[WHAT TO DO]:
Copy each line below containing "Public".

-------

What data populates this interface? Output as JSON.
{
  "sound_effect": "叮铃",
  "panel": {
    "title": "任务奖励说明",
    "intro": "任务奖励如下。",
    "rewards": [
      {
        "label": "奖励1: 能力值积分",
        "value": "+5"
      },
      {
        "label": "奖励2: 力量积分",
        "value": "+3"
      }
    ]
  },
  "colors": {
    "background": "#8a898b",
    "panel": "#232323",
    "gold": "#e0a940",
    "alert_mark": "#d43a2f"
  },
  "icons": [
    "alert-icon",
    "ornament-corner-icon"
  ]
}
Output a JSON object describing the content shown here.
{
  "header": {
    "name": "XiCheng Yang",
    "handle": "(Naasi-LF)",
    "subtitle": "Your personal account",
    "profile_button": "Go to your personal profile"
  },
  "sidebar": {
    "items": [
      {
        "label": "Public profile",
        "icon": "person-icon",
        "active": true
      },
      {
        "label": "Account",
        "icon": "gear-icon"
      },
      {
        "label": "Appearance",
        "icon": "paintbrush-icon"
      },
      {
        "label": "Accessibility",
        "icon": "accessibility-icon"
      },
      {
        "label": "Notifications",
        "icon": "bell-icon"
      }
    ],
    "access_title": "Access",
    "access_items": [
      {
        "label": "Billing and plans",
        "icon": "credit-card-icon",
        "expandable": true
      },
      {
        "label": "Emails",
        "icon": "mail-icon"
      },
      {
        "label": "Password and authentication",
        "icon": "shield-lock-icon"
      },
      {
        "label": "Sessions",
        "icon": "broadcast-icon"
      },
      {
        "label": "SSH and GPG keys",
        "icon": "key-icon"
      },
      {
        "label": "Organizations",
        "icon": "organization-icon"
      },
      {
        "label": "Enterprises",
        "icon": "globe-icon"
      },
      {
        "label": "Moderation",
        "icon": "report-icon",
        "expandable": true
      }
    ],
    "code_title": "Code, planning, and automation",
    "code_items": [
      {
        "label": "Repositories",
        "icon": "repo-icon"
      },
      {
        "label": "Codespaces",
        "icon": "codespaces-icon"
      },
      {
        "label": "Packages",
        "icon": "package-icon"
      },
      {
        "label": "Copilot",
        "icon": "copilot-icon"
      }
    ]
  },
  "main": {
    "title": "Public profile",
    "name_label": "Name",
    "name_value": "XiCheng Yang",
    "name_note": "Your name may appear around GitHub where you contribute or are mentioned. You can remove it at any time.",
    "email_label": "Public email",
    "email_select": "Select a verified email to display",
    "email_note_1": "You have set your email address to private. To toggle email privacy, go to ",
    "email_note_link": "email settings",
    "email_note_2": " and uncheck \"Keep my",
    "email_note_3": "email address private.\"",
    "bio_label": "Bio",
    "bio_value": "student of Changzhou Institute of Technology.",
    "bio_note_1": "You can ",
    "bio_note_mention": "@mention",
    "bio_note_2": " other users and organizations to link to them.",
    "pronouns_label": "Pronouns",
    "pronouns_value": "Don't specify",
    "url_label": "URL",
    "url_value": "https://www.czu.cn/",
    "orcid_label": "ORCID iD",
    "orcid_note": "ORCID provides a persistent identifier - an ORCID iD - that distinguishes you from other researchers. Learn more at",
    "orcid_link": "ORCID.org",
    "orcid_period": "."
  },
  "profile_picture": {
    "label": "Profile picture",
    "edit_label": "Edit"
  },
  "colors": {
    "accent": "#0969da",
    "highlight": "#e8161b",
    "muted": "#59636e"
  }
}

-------

[RESULT BELOW]:
        "label": "Public profile",
    "title": "Public profile",
    "email_label": "Public email",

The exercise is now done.